The State Department wants to wait for fighting to be over before moving throughout Libya to locate and secure fugitive leader Moammar Gadhafi's massive weapons cache, according to two U.S. officials.
Meanwhile, regional experts fear thousands of anti-aircraft rockets and heavy weapons could fall into the hands of al Qaeda or Libyan loyalists.
So far, the White House has resisted calls to expand the CIA's mission to track down the weaponry. The administration wants America's NATO partners to do the job.
Most of the U.S. intelligence gathering trying to find the weapons caches has been done electronically through U.S. military drones, satellites and spy plane feeds.
The State Department believes that most of Libya's raw nuclear material and the deadly chemicals are secure.

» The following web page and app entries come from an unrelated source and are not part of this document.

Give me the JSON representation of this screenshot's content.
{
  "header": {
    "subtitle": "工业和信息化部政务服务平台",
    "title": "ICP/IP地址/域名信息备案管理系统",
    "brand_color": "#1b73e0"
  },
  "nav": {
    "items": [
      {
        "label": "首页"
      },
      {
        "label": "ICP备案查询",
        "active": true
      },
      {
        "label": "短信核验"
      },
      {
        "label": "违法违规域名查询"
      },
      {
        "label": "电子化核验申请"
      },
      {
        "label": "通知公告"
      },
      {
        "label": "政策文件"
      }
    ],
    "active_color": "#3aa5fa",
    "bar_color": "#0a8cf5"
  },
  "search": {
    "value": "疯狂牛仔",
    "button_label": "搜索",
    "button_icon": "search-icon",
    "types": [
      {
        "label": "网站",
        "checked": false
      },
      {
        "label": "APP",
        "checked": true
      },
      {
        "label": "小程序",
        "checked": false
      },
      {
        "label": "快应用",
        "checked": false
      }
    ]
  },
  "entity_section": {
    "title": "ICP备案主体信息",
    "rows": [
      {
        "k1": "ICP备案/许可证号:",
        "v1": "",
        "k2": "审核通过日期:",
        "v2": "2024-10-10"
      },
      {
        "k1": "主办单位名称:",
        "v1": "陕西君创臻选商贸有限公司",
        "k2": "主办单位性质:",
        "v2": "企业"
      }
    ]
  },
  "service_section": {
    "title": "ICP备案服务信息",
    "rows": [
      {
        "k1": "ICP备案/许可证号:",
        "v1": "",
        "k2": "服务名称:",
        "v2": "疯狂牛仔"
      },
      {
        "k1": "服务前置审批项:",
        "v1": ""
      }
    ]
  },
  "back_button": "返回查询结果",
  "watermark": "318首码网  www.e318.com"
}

But the department acknowledged the fate of the thousands of rockets and conventional weaponry is less clear.
Secretary of State Hillary Rodham Clinton said the leaders of the rebel government in Libya, the Transitional National Council, had obligations to the international community as well as to their own people as they take control of the Arab country.
"We will look to them to ensure that Libya fulfills its treaty responsibilities, that it ensures that its weapons stockpiles do not threaten its neighbors or fall into the wrong hands, and that it takes a firm stand against violent extremism," Clinton said in a statement Thursday night.